Tell how many lines in the data below contain "kind", using one number as the whole reply.

<<<<

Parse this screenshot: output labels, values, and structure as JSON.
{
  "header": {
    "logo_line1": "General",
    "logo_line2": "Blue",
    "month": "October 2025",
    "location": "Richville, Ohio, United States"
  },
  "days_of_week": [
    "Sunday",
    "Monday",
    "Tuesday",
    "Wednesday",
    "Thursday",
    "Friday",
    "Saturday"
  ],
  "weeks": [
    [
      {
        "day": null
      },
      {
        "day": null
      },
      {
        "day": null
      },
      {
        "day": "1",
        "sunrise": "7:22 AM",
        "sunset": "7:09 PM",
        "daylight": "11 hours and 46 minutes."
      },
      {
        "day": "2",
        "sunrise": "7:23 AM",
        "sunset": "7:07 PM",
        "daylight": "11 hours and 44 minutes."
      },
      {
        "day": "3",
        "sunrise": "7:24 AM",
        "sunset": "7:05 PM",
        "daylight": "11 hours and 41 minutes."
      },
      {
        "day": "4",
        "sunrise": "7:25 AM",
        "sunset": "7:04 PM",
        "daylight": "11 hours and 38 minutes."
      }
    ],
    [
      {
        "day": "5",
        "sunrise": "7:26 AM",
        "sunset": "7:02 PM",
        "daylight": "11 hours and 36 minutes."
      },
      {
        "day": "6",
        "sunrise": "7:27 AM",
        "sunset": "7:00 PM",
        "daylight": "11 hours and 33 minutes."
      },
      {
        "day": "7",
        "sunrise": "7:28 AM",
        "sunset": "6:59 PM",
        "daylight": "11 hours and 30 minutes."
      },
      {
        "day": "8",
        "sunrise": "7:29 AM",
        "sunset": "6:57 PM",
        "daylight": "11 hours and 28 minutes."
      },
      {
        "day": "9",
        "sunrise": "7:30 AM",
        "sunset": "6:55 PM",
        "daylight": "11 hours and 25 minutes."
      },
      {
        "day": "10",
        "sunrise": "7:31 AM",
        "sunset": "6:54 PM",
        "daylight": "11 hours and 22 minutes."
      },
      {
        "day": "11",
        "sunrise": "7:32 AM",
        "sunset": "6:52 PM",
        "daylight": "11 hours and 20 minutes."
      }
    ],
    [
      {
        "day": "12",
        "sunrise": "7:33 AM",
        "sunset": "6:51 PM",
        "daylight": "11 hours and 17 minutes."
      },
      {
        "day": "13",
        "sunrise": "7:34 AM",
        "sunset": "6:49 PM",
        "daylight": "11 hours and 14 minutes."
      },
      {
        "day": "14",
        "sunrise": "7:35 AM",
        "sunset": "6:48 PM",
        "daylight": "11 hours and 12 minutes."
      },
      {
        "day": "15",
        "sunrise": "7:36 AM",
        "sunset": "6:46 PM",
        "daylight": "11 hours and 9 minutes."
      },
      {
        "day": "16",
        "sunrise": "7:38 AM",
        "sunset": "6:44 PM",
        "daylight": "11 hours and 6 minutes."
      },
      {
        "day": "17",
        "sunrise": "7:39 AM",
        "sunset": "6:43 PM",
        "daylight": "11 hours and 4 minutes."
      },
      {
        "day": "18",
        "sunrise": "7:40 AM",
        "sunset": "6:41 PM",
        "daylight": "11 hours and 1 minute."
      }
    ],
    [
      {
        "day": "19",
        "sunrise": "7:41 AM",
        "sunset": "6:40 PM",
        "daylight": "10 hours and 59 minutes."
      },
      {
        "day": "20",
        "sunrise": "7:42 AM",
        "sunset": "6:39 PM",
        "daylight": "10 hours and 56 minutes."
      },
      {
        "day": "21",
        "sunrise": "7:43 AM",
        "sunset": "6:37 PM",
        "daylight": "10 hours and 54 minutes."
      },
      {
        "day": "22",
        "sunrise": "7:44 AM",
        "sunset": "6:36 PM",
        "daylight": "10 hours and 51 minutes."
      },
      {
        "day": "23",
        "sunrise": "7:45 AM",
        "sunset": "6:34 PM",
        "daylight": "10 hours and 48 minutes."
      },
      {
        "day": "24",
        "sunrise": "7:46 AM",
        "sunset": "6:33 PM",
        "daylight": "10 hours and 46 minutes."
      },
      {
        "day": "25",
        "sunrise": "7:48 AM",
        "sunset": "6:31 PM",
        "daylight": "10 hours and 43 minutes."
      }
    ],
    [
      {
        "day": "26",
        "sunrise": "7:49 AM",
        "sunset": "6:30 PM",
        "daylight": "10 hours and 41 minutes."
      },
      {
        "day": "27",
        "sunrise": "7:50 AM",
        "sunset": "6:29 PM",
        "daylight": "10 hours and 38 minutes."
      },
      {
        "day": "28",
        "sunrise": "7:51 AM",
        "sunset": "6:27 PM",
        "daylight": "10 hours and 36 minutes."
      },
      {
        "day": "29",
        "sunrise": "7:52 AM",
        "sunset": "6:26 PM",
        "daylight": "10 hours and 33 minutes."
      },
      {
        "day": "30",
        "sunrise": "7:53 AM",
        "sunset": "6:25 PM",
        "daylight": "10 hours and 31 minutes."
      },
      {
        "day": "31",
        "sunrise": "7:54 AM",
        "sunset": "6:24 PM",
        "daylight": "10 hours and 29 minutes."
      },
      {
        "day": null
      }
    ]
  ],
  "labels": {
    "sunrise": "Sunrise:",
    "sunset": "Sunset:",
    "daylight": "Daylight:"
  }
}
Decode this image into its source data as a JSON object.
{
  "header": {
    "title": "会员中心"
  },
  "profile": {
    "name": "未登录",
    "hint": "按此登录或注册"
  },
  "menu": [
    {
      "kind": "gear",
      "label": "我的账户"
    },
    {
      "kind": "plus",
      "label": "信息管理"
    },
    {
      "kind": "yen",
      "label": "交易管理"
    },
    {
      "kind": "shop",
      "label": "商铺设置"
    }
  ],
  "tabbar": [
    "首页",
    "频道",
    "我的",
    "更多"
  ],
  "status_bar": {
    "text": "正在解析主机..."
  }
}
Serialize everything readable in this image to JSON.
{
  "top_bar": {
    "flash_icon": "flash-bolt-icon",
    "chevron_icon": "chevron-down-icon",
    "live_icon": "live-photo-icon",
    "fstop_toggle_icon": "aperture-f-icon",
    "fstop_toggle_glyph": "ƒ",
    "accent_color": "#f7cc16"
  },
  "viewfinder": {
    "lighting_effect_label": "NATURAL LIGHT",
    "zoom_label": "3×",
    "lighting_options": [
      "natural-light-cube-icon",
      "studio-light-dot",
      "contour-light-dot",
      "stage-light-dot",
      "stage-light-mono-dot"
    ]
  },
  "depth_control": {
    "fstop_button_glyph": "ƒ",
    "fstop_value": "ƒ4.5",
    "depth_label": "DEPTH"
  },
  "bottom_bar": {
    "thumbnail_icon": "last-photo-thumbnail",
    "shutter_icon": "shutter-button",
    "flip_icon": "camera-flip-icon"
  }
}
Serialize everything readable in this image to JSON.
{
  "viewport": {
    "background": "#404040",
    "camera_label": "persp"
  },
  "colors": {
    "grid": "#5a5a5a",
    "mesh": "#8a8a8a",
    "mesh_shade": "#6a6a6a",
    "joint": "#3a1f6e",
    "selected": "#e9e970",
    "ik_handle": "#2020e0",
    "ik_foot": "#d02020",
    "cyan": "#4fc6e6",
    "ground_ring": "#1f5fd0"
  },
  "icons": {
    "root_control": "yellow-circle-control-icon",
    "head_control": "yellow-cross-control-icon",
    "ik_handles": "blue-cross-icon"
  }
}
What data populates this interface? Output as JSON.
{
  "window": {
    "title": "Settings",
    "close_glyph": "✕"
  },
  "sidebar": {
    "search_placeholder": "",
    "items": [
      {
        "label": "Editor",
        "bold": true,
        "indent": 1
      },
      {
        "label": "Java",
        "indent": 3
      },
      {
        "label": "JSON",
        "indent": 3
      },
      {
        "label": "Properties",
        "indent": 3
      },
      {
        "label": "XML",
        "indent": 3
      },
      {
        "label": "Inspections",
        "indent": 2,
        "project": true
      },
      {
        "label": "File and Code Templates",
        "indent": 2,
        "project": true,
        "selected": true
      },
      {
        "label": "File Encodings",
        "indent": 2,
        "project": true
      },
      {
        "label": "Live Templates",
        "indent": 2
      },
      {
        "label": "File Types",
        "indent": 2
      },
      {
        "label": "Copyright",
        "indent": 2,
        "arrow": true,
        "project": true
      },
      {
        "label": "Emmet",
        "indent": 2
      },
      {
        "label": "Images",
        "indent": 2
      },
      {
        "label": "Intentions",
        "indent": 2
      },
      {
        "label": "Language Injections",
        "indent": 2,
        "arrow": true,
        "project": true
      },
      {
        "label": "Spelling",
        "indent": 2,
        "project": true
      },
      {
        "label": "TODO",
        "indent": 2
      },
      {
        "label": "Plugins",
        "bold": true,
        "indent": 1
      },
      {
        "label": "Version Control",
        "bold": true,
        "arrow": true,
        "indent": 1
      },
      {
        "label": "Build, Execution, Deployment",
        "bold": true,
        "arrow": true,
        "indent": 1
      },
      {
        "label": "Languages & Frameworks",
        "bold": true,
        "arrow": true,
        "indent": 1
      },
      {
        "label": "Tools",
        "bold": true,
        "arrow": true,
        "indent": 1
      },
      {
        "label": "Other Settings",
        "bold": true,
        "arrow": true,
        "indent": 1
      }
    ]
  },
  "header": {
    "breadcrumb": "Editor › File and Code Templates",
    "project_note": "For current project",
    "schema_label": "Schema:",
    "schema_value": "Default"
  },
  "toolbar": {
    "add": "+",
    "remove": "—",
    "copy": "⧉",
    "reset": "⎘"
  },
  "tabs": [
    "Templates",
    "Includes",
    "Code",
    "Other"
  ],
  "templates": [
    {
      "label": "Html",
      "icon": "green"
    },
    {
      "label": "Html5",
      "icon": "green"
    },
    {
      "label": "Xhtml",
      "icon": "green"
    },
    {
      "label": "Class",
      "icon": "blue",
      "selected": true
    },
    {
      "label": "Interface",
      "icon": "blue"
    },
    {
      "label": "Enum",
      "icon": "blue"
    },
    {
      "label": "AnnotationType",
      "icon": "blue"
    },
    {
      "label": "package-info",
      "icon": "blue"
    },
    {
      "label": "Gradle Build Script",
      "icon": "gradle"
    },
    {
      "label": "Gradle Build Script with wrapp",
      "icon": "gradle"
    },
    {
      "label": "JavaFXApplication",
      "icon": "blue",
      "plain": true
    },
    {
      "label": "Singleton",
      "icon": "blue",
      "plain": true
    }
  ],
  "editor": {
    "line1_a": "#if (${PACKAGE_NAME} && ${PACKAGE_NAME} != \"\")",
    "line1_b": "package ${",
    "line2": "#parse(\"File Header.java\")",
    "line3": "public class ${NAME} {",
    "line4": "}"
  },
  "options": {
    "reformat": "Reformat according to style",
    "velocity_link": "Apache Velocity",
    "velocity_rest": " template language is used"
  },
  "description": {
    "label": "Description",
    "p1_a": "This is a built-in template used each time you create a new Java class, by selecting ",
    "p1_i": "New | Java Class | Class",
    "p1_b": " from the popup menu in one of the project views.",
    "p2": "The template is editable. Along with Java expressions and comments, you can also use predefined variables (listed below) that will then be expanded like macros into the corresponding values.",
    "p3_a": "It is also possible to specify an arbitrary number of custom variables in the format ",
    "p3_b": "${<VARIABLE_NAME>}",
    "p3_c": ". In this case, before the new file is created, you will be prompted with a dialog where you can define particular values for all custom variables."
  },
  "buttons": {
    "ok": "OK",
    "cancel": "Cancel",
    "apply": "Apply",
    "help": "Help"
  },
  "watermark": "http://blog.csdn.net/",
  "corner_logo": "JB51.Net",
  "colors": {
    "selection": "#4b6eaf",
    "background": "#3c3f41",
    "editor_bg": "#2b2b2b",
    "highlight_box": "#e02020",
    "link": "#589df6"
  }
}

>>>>

- REPLY
4